Jackson is going to have to stand for his record, said Chris Jankowski, the president of the Republican State Leadership Committee, which works to elect Republicans at the lieutenant governor level and lower.
“I saw some things yesterday that I hadn’t seen [about Jackson’s past statements]," said Mr. Jankowksi at a discussion with reporters on Monday.
“No matter how deeply held our views our, politics is about addition and not subtraction,” said Jankowski, a veteran of Virginia politics who attended the convention. “You want to find the common ground and build on that – and to the extent your tone does not build on finding a common ground, that is not helpful.”
However, Democratic insistence on fighting over social issues was more to distract from that party’s candidate, Terry McAuliffe, than it was a substantive critique of commonwealth conservatives, Jankowski said.
“This will be a negative race and [Democrats] will play the social issues as much as possible,” Jankowski said. “We have to keep it on jobs and the role and size and scope of government and remind [voters] that, generally, people think Richmond’s on the right track.”
Mr. McAuliffe, a former mega fundraiser for the Democratic Party who has shown an entrepreneurial streak in recent years, has had his own words thrown back at him as well, including passages from his book where he describes stopping off at an event for party donors on the way home from the hospital with his wife and newborn child.

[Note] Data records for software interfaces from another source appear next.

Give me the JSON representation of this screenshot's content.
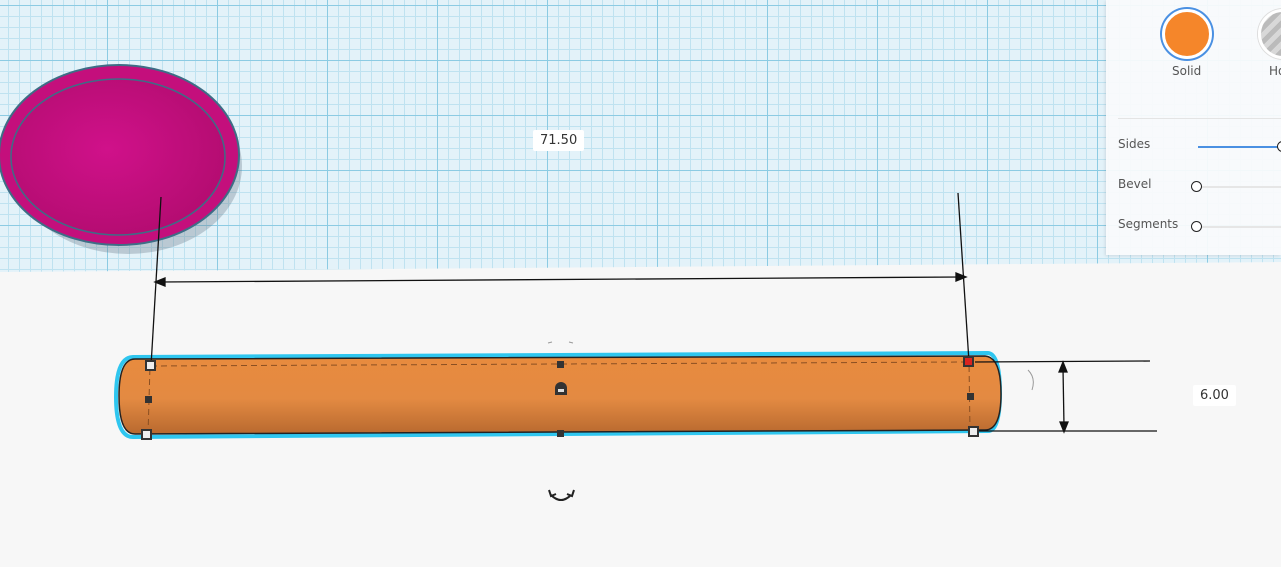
{
  "workplane": {
    "dimensions": {
      "length": "71.50",
      "height": "6.00"
    }
  },
  "shape_panel": {
    "types": [
      {
        "label": "Solid",
        "selected": true,
        "color": "#f5862a"
      },
      {
        "label": "Ho",
        "selected": false
      }
    ],
    "properties": [
      {
        "label": "Sides",
        "value_fraction": 1.0
      },
      {
        "label": "Bevel",
        "value_fraction": 0.0
      },
      {
        "label": "Segments",
        "value_fraction": 0.0
      }
    ]
  },
  "colors": {
    "cylinder": "#e38a3f",
    "selection": "#2fc6ef",
    "bowl": "#c8117f"
  }
}
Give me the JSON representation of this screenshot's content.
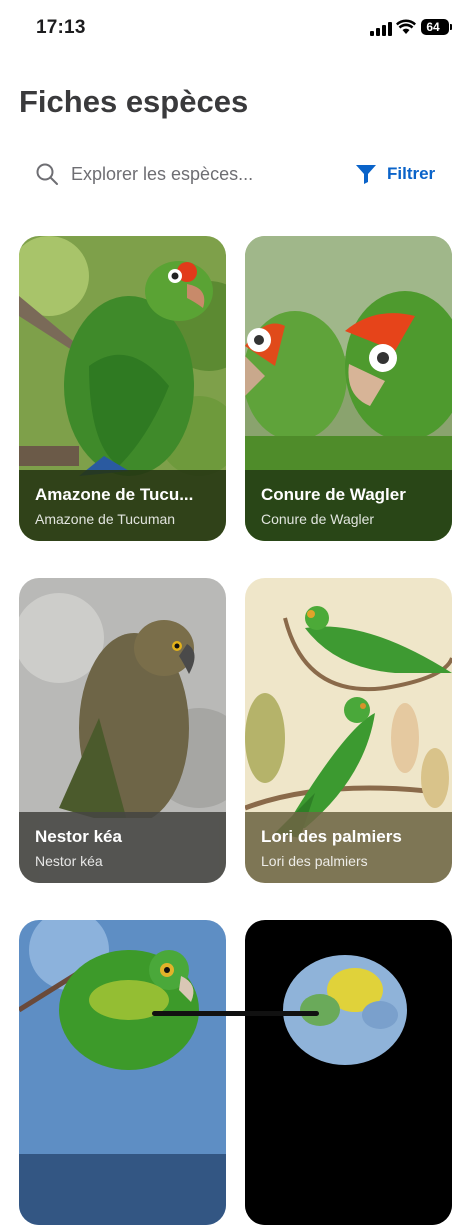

Helping Jackson’s rise considerably was the party’s decision to hold a convention rather than a statewide primary – and to hold it the same weekend as major graduations at several of the commonwealth’s largest universities. These decisions gave more influence to the party’s most committed activists, many of whom spent 12 hours battling, ballot after ballot, to determine the nomination for lieutenant governor.
“I think everyone thought that he was sort of a heart-and-soul vote,” says Kidd of Jackson.
Other options were Pete Snyder, a wealthy Northern Virginia marketing entrepreneur, or Corey Stewart, the head of a Northern Virginia Board of County Supervisors. Either would have come with far less political baggage and represented in broad strokes, at least, the type of business-friendly Republican that has long prospered in the Old Dominion.
Republican Gov. Bob McDonnell, who himself took some critiques for past social views during his 2009 campaign, ran and won convincingly on his “Bob’s for Jobs” theme. He recently brokered a bipartisan transportation deal that had eluded at least a half-dozen of his predecessors.
But the commonwealth’s political history offers some strong indicators that Republicans could triumph in 2013. The state has a long-running streak of electing a governor of the opposite party of the president, for one.
Even if Jackson proves too strident for the overall electorate, Kidd points out that Virginia voters are willing to take only the parts of the ticket they like: Virginians put Republican George Allen in the governor’s mansion in 1993 and future GOP governor Jim Gilmore in the attorney general’s office – but rejected the more right-wing Michael Ferris for lieutenant governor.
There’s also Cuccinelli’s particular history to consider. The man who has long been criticized as too unyielding to win has made political staying power a habit over his career, once holding on to his Northern Virginia seat in the state Senate by under 100 votes.
“They’ve been writing him off and writing him off,” said Janowski, “and he always surprises you.”